If a line in the records below contains the word "editing", copy it.

Records excerpted from a collection:

──────

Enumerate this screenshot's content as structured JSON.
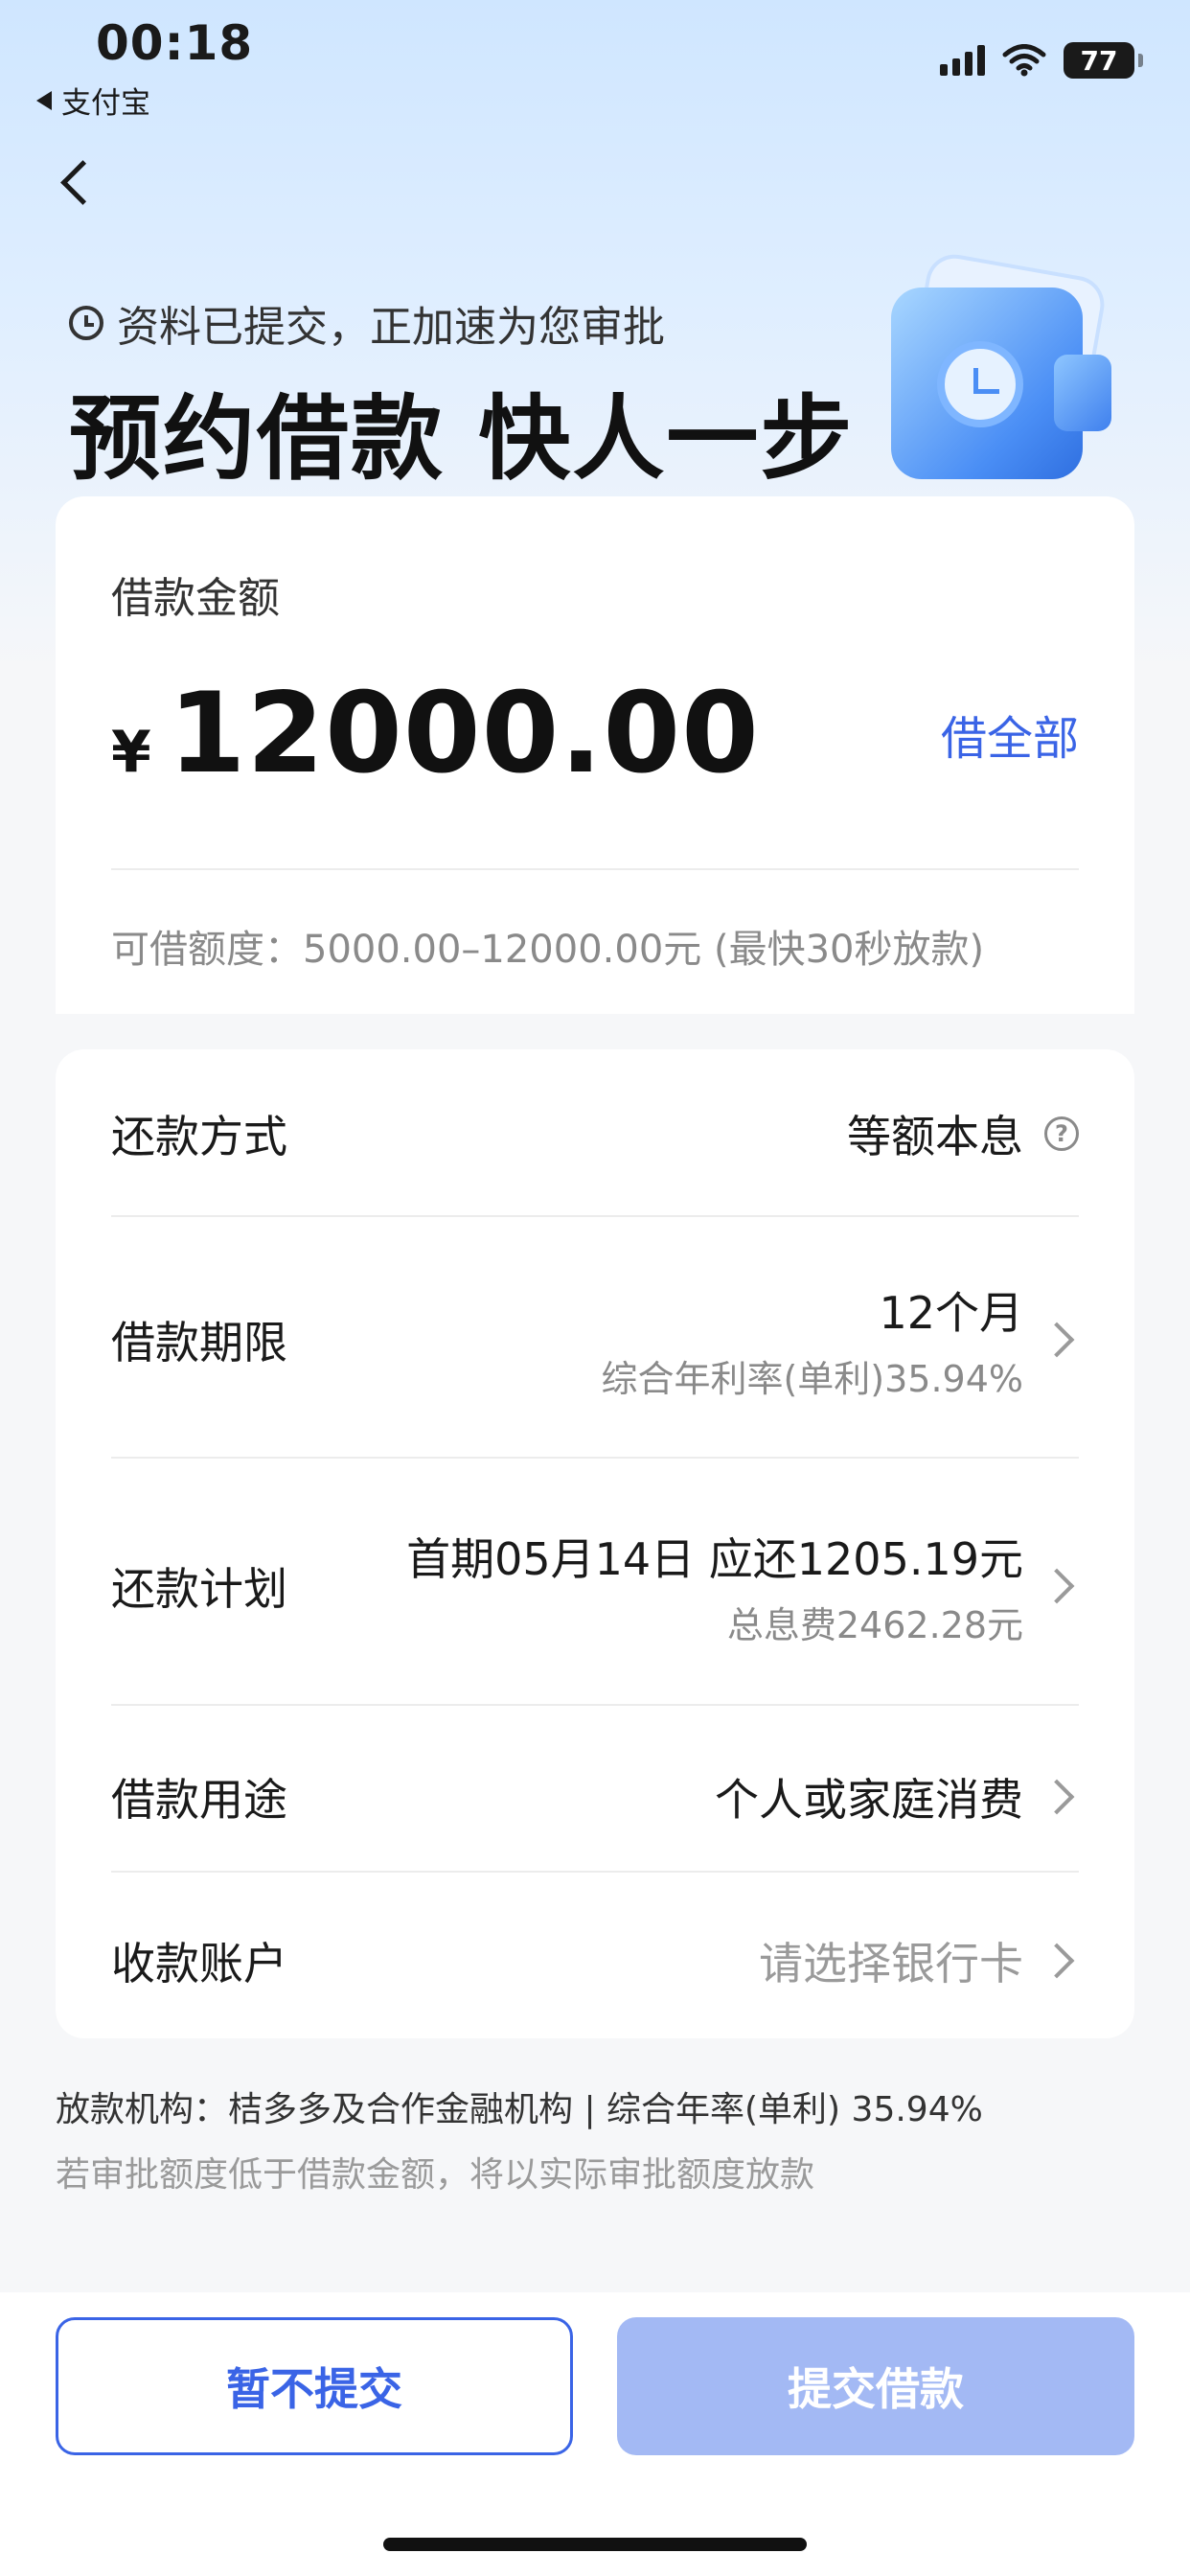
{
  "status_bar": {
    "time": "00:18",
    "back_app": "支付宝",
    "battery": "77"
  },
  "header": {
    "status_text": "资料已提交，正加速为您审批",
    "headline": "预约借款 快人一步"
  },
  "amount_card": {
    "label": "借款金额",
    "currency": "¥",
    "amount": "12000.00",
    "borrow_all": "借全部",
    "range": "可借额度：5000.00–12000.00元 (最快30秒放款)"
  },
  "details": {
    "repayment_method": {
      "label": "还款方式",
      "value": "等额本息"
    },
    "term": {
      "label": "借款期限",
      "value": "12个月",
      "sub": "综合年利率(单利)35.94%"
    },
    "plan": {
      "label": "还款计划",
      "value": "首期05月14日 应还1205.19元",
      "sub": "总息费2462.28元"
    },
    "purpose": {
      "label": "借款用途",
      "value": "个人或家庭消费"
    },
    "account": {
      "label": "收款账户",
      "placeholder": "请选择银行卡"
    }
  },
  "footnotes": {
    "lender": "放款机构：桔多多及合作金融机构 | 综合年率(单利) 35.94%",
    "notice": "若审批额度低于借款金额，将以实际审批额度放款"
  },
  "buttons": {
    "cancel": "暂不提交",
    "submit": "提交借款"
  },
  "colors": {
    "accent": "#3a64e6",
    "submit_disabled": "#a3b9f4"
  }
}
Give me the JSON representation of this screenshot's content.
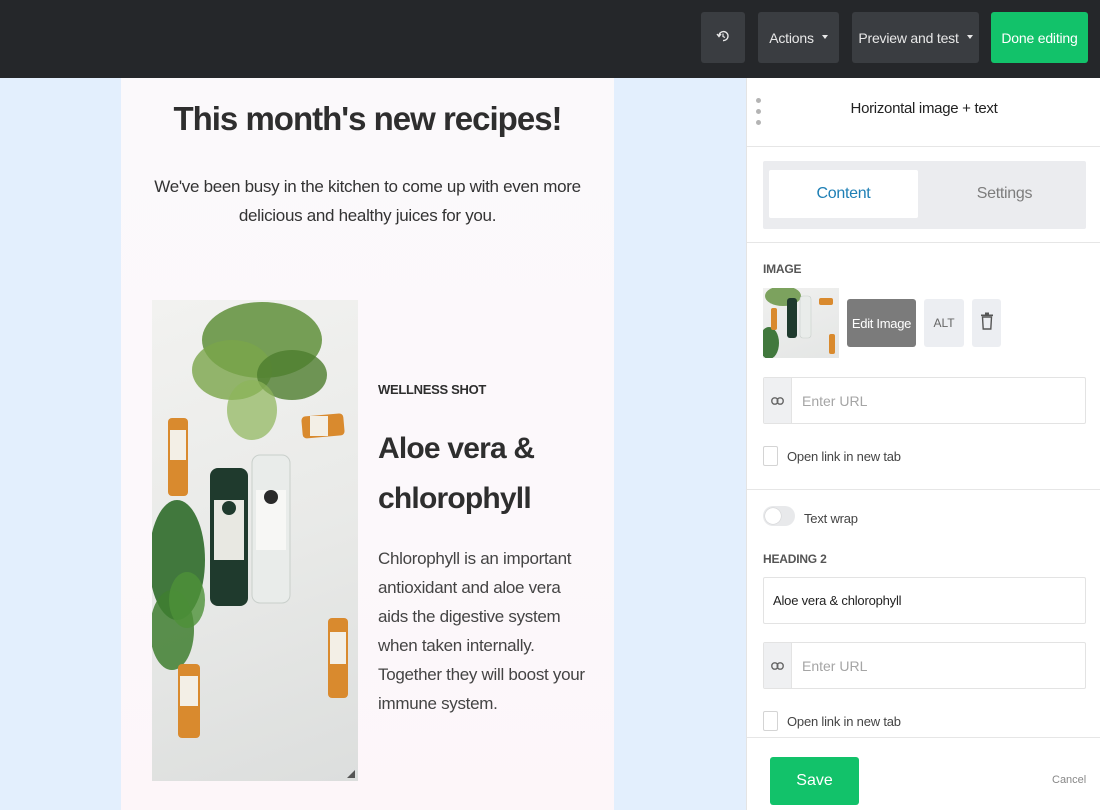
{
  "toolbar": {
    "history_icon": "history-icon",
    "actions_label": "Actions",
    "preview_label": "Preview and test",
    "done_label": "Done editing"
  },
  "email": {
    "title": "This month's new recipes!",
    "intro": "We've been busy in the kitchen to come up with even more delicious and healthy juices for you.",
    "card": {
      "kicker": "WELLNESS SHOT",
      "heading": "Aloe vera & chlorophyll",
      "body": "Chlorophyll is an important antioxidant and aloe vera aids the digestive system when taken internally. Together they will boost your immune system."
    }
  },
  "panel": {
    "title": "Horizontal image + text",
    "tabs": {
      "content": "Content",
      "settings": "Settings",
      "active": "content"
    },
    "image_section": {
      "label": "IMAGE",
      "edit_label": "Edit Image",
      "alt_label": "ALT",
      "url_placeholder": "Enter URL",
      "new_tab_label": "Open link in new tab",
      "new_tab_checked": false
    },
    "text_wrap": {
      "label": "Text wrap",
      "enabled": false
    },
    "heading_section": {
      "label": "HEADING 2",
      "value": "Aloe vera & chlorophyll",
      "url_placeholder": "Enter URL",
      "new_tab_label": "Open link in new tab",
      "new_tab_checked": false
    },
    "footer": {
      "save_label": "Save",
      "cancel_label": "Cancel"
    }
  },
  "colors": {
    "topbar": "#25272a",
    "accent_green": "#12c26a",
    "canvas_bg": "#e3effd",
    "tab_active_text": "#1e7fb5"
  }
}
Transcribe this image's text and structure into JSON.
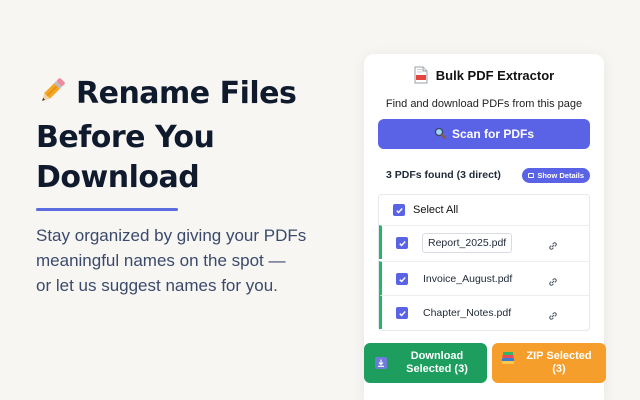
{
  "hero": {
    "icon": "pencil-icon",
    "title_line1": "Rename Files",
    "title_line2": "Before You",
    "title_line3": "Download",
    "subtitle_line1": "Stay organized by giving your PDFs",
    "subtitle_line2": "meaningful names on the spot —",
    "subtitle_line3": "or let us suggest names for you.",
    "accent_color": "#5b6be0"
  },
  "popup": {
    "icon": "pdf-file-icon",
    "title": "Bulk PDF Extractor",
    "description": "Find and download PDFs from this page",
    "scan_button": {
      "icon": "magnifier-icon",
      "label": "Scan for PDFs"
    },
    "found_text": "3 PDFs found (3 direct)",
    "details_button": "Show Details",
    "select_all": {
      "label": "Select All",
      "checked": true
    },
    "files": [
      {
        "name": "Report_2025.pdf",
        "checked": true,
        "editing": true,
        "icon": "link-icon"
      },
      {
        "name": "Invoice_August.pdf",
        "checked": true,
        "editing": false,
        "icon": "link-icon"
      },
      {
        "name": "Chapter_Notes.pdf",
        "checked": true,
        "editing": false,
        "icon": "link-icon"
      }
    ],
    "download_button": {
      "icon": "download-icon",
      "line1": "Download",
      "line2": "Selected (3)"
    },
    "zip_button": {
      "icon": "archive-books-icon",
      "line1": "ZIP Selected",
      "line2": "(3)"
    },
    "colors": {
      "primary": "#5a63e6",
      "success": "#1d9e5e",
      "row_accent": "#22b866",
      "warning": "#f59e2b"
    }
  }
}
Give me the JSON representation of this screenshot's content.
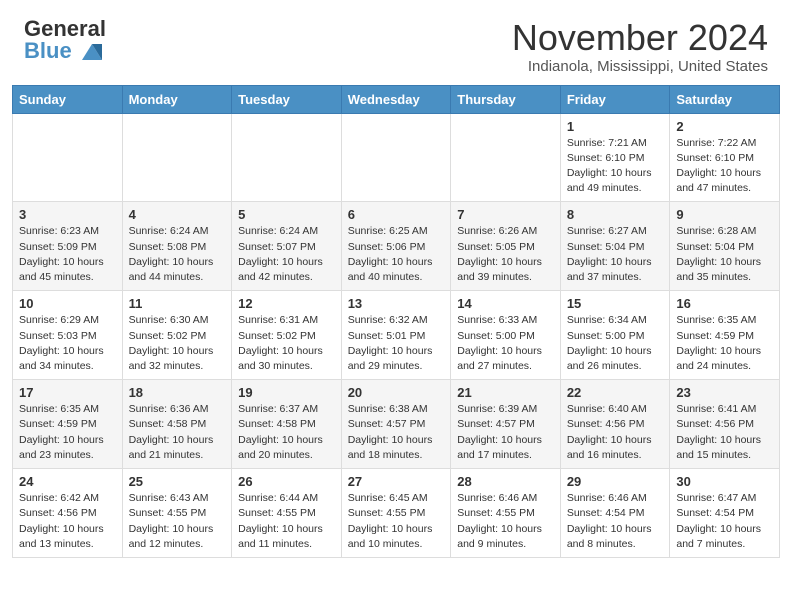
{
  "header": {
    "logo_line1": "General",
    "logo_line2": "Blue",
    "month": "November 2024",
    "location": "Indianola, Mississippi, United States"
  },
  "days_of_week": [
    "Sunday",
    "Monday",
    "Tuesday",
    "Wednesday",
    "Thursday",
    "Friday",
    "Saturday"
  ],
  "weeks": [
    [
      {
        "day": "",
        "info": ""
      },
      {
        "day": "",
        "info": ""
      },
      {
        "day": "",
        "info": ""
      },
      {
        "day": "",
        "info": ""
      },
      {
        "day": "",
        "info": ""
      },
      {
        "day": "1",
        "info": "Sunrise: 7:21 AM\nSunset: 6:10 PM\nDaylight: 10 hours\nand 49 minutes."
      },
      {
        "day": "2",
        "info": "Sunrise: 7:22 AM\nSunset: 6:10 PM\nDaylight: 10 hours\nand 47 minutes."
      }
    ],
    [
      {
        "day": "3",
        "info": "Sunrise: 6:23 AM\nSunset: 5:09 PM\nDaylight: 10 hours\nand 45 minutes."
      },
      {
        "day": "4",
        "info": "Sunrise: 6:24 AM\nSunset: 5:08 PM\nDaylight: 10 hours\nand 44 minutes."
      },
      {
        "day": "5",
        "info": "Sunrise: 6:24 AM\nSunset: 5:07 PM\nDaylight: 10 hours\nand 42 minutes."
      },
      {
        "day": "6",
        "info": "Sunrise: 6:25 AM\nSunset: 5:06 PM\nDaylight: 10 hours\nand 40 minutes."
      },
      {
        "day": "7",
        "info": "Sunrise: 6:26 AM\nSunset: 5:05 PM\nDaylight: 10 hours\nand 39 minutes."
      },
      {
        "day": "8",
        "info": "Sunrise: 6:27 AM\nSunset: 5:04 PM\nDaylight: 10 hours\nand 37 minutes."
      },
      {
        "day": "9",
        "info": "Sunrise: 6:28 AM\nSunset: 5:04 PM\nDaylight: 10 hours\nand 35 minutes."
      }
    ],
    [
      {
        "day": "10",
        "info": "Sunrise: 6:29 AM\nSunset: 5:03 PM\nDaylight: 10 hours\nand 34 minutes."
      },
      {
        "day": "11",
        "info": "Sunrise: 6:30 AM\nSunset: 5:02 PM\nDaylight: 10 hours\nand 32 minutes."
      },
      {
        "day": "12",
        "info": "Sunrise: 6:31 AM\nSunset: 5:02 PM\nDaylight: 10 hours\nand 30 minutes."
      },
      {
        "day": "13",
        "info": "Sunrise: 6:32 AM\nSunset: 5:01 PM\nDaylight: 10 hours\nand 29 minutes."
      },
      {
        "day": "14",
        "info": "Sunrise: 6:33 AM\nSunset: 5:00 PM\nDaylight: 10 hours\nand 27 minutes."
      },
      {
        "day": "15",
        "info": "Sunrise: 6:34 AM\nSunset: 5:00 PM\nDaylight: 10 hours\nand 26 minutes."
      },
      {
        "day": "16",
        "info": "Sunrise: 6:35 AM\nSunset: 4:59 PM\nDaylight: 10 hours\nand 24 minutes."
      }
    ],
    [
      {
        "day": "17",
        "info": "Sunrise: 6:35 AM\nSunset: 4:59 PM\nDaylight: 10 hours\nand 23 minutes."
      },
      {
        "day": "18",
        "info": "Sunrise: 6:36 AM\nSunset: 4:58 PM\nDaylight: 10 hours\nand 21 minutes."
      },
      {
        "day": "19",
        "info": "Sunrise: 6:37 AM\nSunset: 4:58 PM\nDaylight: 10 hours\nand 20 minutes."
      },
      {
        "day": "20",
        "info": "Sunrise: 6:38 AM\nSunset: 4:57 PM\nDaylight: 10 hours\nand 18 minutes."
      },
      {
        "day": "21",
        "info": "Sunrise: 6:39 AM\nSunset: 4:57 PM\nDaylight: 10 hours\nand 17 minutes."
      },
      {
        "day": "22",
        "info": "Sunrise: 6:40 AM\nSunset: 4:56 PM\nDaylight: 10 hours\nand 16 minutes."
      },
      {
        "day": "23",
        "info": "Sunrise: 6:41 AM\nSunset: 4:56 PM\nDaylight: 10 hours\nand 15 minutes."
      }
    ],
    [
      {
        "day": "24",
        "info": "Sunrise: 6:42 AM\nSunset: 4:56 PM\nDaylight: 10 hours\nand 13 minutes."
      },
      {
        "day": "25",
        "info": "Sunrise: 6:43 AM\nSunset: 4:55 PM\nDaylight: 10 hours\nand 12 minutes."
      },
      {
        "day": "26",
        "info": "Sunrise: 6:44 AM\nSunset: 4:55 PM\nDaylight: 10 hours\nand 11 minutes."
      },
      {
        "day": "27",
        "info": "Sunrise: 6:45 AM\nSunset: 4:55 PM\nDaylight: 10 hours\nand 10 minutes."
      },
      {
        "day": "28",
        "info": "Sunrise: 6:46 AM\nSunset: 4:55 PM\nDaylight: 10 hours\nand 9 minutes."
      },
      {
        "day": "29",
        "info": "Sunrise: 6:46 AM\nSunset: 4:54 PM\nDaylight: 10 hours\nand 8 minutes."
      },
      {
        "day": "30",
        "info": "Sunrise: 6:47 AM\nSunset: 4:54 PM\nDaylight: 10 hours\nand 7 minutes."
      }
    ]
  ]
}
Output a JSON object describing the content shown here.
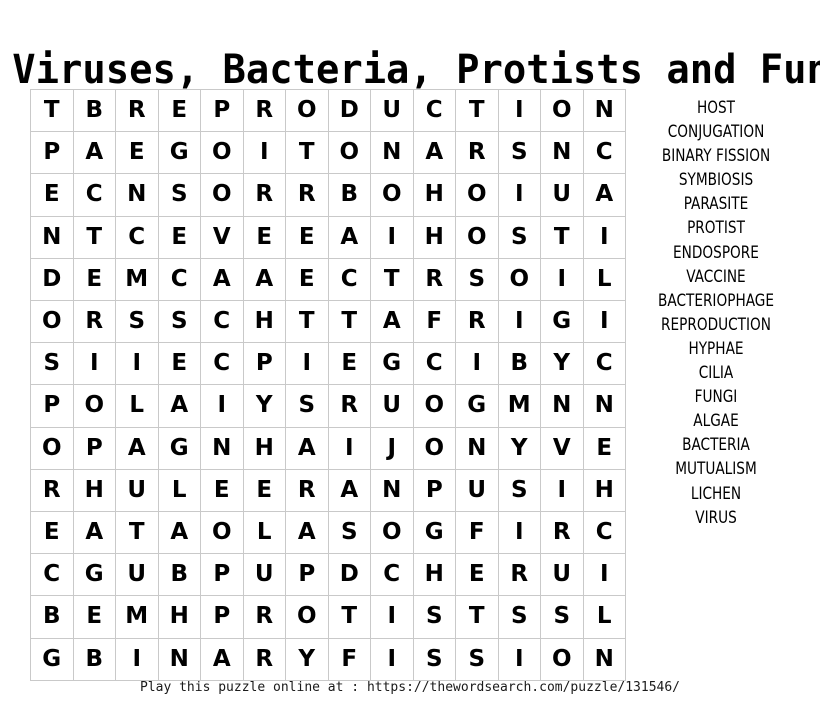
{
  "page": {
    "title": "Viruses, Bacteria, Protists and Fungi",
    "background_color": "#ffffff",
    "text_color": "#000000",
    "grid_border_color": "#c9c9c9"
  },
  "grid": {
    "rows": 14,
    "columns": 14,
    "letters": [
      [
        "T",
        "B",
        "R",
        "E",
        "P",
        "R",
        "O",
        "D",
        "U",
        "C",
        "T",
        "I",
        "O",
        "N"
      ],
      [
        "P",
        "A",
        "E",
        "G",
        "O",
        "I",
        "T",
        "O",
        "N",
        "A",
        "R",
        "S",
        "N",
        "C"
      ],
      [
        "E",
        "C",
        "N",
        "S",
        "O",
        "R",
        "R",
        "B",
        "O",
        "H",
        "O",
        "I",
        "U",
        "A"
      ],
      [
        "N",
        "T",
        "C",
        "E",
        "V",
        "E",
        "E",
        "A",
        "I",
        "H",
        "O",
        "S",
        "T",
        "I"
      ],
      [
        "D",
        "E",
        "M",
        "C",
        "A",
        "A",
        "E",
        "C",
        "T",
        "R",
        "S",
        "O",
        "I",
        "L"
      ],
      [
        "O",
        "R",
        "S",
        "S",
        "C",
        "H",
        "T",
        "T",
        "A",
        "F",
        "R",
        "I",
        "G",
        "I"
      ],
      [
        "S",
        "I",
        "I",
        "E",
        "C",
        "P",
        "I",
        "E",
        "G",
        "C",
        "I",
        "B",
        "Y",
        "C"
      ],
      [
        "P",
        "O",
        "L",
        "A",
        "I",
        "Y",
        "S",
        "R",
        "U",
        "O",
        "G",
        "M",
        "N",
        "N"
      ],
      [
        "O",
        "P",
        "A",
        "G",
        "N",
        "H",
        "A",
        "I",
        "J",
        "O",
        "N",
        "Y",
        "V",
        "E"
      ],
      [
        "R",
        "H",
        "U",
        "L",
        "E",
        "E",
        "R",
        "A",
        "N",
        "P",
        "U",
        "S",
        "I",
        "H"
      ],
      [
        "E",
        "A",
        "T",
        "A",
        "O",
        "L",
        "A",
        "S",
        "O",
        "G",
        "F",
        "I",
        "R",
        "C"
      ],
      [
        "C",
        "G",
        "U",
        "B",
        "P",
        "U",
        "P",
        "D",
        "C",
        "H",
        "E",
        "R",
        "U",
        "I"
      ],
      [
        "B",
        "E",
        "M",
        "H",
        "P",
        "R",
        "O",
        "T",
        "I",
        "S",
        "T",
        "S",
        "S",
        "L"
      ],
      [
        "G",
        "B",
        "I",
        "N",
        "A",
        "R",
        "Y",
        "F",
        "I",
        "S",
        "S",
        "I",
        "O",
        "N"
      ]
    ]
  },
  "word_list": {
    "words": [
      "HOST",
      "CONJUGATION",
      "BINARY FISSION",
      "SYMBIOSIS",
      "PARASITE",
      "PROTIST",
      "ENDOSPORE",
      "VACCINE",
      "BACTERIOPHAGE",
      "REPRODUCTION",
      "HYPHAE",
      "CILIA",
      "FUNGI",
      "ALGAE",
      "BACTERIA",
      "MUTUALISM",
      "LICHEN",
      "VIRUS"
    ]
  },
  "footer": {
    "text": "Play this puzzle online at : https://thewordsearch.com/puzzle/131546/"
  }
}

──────

Solution to this exercise —
    "done_label": "Done editing"
        "editing": true,
        "editing": false,
        "editing": false,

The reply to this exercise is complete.